When he arrived at the Key Biscayne facility, Maharaj found a mess, he says. Employees would close the pro shop and go to lunch, leaving a note on the door. The bathrooms would often be locked during operating hours. The shop phone would go unanswered. Only ice-cream bars and Powerade were available for purchase.
Maharaj began his reformation by remedying the customer service problems. He took boxes of inventory from storage and placed the contents on display. Other changes followed. "Because I'm a tennis player, when I go to a facility, I expect to be able to get something to drink, to get my racket repaired, to have water on the courts and a bench where I can sit in the shade."

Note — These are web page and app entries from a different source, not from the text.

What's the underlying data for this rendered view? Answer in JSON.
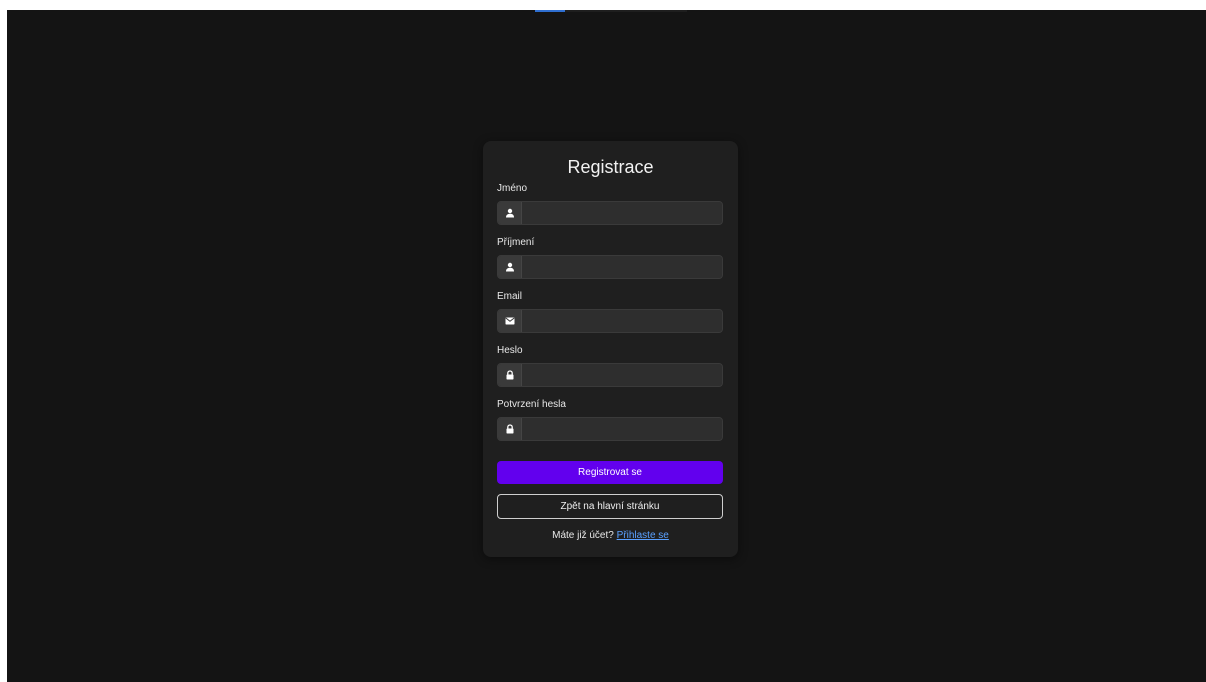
{
  "form": {
    "title": "Registrace",
    "fields": [
      {
        "label": "Jméno",
        "icon": "user-icon",
        "type": "text",
        "value": "",
        "placeholder": ""
      },
      {
        "label": "Příjmení",
        "icon": "user-icon",
        "type": "text",
        "value": "",
        "placeholder": ""
      },
      {
        "label": "Email",
        "icon": "envelope-icon",
        "type": "email",
        "value": "",
        "placeholder": ""
      },
      {
        "label": "Heslo",
        "icon": "lock-icon",
        "type": "password",
        "value": "",
        "placeholder": ""
      },
      {
        "label": "Potvrzení hesla",
        "icon": "lock-icon",
        "type": "password",
        "value": "",
        "placeholder": ""
      }
    ],
    "register_button": "Registrovat se",
    "back_button": "Zpět na hlavní stránku",
    "footer_prompt": "Máte již účet?",
    "login_link": "Přihlaste se"
  },
  "colors": {
    "background": "#141414",
    "card": "#1f1f1f",
    "input": "#2e2e2e",
    "primary": "#6200ee",
    "link": "#5aa0ff"
  }
}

He also cut costs: Upon arrival, he says, the facility's electricity bill was as high as $172,000 per year. Water heaters for showers used only during tournament time ran all year. Lights were left on unnecessarily. Soon Maharaj had shaved approximately $20,000 off the power bill.
And revenues increased. The reason, Maharaj contends, is that he required employees to stop pocketing fees and letting people play for free. Meeting room rentals had generated no income the year before his arrival, but according to Maharaj, groups had been meeting in the clubhouse for fifteen years.
"Our revenues couldn't have gone from $9400 to $85,500 just like that," he says. "It was easy to increase the numbers because I made sure the numbers went into the register."
Despite the crackdown, Maharaj was well liked by many. Paul Roetert, managing director of the USTA Player Development Program, describes him as professional and courteous, adding that the facility was always in "great shape" during Maharaj's tenure. Two employees at Crandon both speaking anonymously for fear of reprimand say he was a good boss, they enjoyed working with him, and he turned the place into a functioning business.
This past year, Maharaj received an award on behalf of the county at a convention of the Florida chapter of the USTA, which named Crandon Park its Member Organization of the Year. The county gave him a raise each year his annual salary rose from $34,000 to $50,000.
So why did he have to go? For five years Maharaj and his staff operated a racket-stringing machine in the pro shop. He advertised the service in county literature, and estimates fifteen to twenty rackets per month were repaired. (A staff member at the pro shop says the number was as high as twenty per day before the tournament.)
The machine was Maharaj's own. He supplied the materials and charged $25 for racket stringing, $10 for employees and players of the USTA Youth Development Program (which comprised the bulk of the work, says Maharaj). Five dollars of that fee was commissioned to the staff member who strung the racket. Of the remainder, 10 percent went into the county register and 90 percent into Maharaj's pocket.
Then, this past fall, someone sent an anonymous letter to the park and recreation department informing it of the stringing business, which is a breach of county policy. The letter also claimed Maharaj was driving a county pickup truck to and from his residence, a violation of a rule prohibiting use of public property for personal use. The county performed an audit and, on November 16, asked for Maharaj's resignation.